Scott Bennie (Testament) intones Darke and Stormy Nights: feuding aristocratic families are confronted by terror when an implacable supernatural evil awakens!

Steve Darlington (Warhammer Fantasy Roleplay 2nd ed, There Is No Spoon) cries “stat!” in System Shock: Galatea General Hospital has always been on the cutting edge of cybermedicine and bionics, but now its new staff have patients wondering: can I trust a robot to save my life?

Paula Dempsey (The Book of Smoke) lays on the equestrian glam for The Chase, a soap opera set in the glossy, moneyed world of high-end horse racing.

Cedric Ferrand (Wastburg) changes your name at Ellis Island in Grave New World, as banished European vampires seek refuge in 1850s New York.

Richard Iorio II (Colonial Gothic) presents Dolphin. The Blue is threatened. The Blight and its warriors amass. The only thing standing in their way are the dolphins dedicated to dedicated to The Way. Finding Nemo meets The Lord of The Rings.

Jack Norris (Marvel Heroic Roleplaying: Civil War, DC Adventures Heroes & Villains) presents Gangs of Old York: Saxons commoners and deposed Anglo-Danish nobles plot, battle, intrigue, and turn outlaw while battling starvation and Norman conquerors and their supporters in the shadows of William the Conqueror's Harrowing of the North.

Aaron S. Rosenberg (Asylum, Spookshow) runs the Family Business: A family of crooks, con artists, and thieves has to rely on everyone's skills and loyalty when the Law closes in, trying to shut them down for good.

Plus two more Series Pitches from Robin:

Mutant City HCU: Ten years after 1% of the population acquired super-powers, the cops of the Heightened Crime Unit live, love and occasionally put away a genetically enhanced perp or two. A dramatic game set in the heretofore procedural world of Pelgrane’s Mutant City Blues.

Against Hali: Student revolutionaries mix love, ambition and revolution in a dictatorial alternate present warped by the eerie power of The King in Yellow.

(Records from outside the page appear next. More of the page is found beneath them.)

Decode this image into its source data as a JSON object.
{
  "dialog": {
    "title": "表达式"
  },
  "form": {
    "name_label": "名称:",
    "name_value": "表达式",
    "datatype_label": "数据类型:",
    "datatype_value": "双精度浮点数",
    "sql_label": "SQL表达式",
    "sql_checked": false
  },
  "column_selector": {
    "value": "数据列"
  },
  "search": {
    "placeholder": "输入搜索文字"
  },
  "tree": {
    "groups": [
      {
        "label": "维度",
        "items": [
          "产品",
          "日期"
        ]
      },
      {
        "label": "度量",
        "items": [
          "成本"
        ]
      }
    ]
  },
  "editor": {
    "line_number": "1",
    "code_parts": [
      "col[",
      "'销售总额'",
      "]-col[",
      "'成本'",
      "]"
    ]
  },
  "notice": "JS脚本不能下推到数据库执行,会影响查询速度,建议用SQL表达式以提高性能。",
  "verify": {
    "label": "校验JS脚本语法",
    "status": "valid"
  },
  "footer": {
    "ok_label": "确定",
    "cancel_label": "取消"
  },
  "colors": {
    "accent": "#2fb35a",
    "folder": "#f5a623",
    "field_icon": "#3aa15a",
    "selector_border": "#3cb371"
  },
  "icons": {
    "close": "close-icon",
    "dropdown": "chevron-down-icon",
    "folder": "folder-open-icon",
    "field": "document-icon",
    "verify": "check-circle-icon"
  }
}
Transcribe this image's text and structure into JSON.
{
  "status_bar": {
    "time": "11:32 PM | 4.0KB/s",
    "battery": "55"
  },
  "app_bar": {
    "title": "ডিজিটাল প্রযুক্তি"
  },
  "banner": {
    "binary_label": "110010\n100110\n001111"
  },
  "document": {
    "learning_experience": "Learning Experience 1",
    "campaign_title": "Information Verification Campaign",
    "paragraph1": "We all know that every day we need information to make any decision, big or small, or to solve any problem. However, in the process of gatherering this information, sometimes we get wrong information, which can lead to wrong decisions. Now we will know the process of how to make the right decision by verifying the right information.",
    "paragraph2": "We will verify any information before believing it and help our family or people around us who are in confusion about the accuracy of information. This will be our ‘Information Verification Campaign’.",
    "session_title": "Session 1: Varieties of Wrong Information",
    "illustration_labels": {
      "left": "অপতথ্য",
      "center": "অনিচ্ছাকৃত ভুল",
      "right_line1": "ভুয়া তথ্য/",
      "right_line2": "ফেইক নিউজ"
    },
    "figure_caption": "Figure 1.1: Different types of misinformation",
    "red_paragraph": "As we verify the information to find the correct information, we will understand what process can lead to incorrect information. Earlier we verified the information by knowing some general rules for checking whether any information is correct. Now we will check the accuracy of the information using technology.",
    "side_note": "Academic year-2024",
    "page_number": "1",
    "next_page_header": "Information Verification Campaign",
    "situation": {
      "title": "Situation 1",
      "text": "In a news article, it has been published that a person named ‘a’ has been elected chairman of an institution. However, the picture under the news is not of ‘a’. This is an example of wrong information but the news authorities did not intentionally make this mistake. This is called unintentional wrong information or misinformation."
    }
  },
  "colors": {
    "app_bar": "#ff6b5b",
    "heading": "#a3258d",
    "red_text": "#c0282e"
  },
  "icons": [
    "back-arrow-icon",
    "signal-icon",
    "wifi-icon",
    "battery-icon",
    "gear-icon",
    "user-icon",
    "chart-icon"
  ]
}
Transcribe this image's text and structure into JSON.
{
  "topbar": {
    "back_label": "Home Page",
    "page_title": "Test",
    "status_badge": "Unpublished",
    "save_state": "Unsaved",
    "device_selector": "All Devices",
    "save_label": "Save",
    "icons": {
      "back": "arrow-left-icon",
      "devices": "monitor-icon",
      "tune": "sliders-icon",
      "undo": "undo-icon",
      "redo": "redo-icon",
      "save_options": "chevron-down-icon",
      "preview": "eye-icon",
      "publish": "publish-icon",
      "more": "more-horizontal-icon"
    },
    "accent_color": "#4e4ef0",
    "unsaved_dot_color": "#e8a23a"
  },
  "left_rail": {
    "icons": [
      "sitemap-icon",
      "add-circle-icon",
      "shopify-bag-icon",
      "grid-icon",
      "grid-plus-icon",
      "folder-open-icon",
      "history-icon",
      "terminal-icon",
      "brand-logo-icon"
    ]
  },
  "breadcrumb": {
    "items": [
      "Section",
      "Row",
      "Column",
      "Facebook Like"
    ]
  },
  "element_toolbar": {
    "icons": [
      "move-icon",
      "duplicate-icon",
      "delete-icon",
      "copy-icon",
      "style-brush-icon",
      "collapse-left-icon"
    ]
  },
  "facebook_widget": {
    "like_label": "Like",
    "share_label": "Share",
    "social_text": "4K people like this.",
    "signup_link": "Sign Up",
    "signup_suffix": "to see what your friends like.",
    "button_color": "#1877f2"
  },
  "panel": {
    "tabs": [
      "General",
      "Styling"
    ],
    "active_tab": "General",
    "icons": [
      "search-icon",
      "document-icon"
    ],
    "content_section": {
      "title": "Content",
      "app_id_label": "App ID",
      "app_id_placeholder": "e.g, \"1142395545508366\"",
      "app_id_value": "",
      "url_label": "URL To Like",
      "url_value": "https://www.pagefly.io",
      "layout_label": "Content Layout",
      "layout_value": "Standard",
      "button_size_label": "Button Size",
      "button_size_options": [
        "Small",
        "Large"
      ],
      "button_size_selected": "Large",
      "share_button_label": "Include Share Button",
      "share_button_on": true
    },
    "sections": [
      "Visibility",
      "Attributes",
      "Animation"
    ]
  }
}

The book starts at 128 pages (6 x 9 format) with room for expansion as our final-week stretch goals take us beyond Pagemageddon and into the great unknown. Creators standing by on deck to be stretched into the book include: Josh Roby, James L. Sutter, Andrew Peregrine, Lester Smith, David L. Pulver, Kevin Allen Jr., Jeff Richard, Gareth Hanrahan, Mark Diaz Truman and maybe another superstar or two we’ve yet to fully wrangle.